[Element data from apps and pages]
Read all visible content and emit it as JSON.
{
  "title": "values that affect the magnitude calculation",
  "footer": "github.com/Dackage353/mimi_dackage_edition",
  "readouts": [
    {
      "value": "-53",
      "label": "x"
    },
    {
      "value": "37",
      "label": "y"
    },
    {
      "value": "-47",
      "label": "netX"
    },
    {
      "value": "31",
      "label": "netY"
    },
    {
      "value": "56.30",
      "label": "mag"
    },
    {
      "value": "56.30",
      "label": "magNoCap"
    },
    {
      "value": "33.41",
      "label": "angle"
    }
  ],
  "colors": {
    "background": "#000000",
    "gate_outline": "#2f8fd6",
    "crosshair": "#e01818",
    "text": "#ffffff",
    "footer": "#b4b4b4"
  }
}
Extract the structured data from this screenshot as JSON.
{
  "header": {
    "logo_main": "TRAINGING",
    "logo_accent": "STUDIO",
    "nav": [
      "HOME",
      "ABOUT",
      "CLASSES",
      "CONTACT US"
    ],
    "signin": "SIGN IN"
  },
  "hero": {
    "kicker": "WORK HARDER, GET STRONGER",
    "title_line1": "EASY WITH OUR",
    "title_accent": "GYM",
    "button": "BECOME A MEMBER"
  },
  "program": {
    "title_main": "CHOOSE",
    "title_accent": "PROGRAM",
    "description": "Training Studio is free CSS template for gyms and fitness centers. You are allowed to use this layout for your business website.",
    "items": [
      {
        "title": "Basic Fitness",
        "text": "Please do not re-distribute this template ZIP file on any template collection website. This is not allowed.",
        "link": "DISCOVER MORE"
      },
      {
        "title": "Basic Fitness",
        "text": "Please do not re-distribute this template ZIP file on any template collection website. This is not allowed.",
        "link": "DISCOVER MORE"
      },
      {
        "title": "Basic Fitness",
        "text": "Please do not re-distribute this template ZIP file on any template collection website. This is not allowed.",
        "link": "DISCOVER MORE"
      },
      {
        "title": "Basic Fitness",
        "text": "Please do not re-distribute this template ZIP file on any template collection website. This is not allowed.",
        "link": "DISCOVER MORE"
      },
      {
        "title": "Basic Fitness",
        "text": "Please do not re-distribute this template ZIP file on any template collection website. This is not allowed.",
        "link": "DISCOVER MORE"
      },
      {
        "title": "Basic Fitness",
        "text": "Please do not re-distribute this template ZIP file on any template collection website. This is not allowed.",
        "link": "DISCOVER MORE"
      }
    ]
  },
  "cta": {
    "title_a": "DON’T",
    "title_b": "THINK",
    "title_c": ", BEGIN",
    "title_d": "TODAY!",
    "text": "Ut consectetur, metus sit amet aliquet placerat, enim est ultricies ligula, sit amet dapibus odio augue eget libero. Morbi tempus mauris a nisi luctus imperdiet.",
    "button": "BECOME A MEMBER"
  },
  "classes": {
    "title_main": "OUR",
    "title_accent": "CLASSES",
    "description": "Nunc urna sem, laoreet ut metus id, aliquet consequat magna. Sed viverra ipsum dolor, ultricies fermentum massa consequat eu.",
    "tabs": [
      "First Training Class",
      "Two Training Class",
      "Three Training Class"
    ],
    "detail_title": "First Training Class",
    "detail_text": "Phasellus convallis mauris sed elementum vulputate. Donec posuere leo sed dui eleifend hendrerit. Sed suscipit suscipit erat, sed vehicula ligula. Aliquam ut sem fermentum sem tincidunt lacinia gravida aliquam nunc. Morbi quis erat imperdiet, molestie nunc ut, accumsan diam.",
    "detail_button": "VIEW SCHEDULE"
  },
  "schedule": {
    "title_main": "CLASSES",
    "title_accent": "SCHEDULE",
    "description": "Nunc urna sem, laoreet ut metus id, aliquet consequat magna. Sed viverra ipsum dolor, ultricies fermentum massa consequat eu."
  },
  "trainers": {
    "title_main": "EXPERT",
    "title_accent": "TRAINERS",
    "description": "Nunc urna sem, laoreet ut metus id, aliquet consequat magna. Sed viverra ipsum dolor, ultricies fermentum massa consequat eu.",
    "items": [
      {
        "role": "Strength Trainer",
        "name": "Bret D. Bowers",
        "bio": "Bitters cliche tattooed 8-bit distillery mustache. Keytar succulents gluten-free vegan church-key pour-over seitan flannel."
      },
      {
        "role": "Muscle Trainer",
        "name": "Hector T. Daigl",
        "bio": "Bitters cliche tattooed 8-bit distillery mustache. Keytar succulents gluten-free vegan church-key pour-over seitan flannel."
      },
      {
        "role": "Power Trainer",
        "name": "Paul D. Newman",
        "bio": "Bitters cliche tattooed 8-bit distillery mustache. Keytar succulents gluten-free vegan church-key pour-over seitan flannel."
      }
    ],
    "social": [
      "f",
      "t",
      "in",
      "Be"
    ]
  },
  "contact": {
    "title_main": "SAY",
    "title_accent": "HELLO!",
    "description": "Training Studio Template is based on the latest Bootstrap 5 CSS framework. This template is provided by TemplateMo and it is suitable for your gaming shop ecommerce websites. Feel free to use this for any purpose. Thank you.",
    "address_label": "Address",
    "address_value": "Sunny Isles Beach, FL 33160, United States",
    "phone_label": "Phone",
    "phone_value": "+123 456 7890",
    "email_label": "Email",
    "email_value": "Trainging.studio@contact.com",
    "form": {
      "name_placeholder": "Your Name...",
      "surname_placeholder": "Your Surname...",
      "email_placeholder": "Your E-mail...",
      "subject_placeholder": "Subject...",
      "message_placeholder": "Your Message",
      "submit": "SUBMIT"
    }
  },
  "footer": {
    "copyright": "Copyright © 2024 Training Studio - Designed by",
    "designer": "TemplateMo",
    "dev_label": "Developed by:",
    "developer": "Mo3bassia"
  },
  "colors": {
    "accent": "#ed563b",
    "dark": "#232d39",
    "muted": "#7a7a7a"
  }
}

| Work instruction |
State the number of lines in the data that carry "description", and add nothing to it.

| Answer section |
5